Guard gate-checks: An invasion of privacy?
By Marina Constas, Director BBM Attorneys
Do you remember the moment, that exact moment, when the security guard at a complex into which you were attempting to gain access, asked the question: “Can you please open your boot?”. I do.
I was fetching my daughter at a friend’s house in one of the vast estates in the northern suburbs of Johannesburg. “What?” I exclaimed, “Open my boot? Not a chance! Do you have a search warrant?” The security guard was rather stunned.
In response to this onslaught of questions, he gave me a huge, endearing grin and gently, as though speaking to a small child, said: “The boss of the complex says you cannot come in if your boot is not checked.” Then, leaning into my car, which, by the way infuriates me at the best of times, he added in a comforting tone, “Don’t worry, I know you not a crook.”
Well, did I let him have it – I gave him a lecture on my inalienable right to privacy, our South African Constitution, the Criminal Procedure Act 51 of 1977 and the Protection of Personal Information Act 4 of 2013. All in one neat package. He still didn’t let me in. After spitting fire under my breath, I opened my boot, fetched my daughter and regaled her all the way home with how the Rule of Law is becoming meaningless in daily life. She just shook her head and asked what time dinner would be ready.

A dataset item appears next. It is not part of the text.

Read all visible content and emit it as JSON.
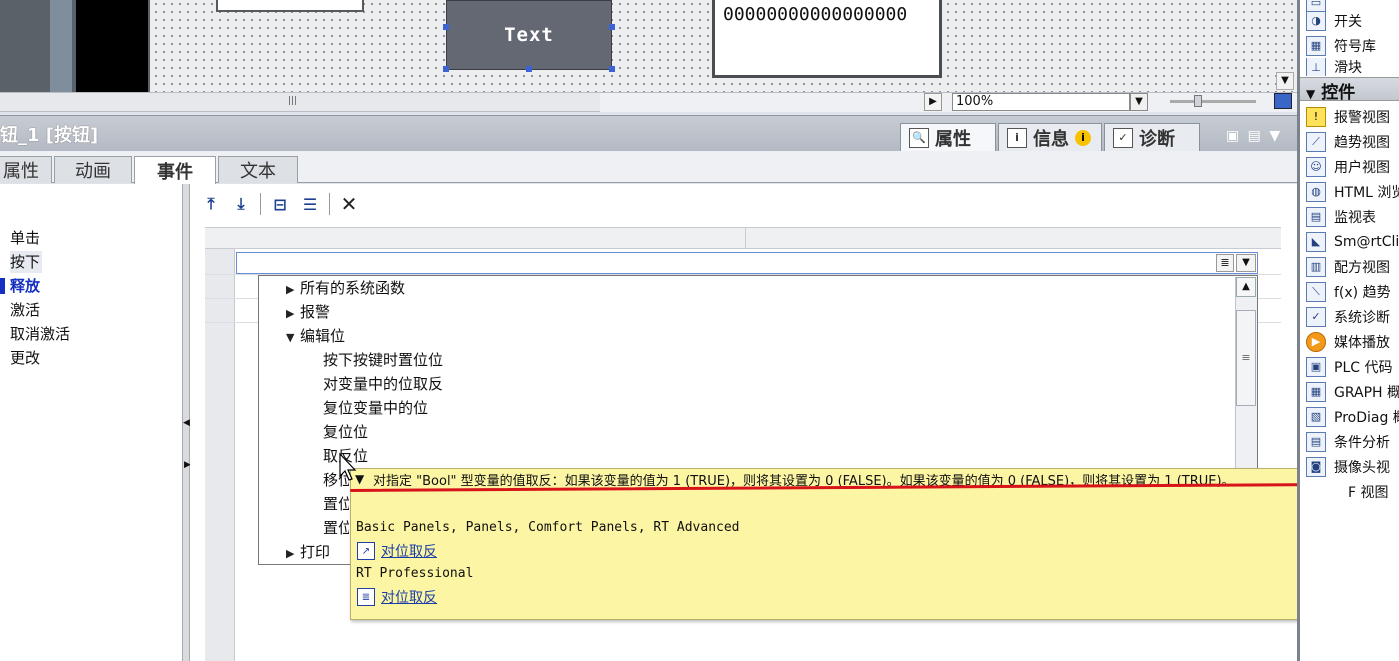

Since then, the scanning of drivers’ licenses has also become prevalent at entrances of schemes and, yes, you will be denied access to the scheme if you don’t whip out that license. I get it. Unlicensed drivers can gain access to a scheme and may cause an accident. Unsavoury individuals with questionable motives may be casing the joint to come in later and steal out of homes or hijack vehicles.
Right to privacy
On the other hand, the right to privacy is a very real thing. Trustees and Directors of Community Schemes will have to balance interests on both sides and must contemplate the following: Firstly, security officers are not authorised officers in terms of Section 17 of the Identification Act 68 of 1997, only police officers and peace officers are legally entitled to verify a person’s identification.
Then we have the boot business. Section 14 of our Constitution says that everyone has the right to privacy, which includes the right not to have their property searched. In the very same Constitution, those rights can be limited and the Criminal Procedure Act is very clear when it stipulates that a police officer is only entitled to search a person or a person’s property with a Court-issued search warrant. If there’s no warrant, then that police officer must have reasonable grounds and a reasonable suspicion that the person or property being searched has been involved in the commission of a crime. My affable security guard had no such suspicion and is rather lucky that I didn’t effect a citizen’s arrest on him.
The most important piece of legislation for the Trustees or Directors to which to put their minds, is the Protection of Personal Information Act (POPI Act), (which will become effective in the very near future), particularly when it comes to scanning drivers’ licenses. A license yields specific data, i.e. the name of the driver, his photograph, identity number and date of birth.
One just has to watch “The Great Hack” about Cambridge Analytica, the British political consulting firm which combined the mining of data and data analysis with strategic communication during electoral processes, to become alive to the reality of personal data harvesting without consent. The use of data for ill-gotten gains, including identity theft, is on an upward spiral which is, quite frankly, frightening and out of control.
“Trustees and Directors need to urgently begin scrutinising their rules and procedures”
The POPI Act aims to protect us in as much as it can. The Act says that the collectors of information must stipulate why they want it and for what they will use it. They must tell us where they are storing it and when they will destroy it. The rules of the scheme and information at the entrance of the scheme must cover these questions. Trustees and Directors need to urgently begin scrutinising their rules and procedures. If they don’t, I shall be the first one to bring a Court application to interdict the practice of scanning licenses and opening boots. I understand that these practices are rationally connected to a legitimate objective, however, I concur with the words of Benjamin Franklin who said: “They who give up essential liberty to obtain a little temporary safety deserve neither liberty nor safety.”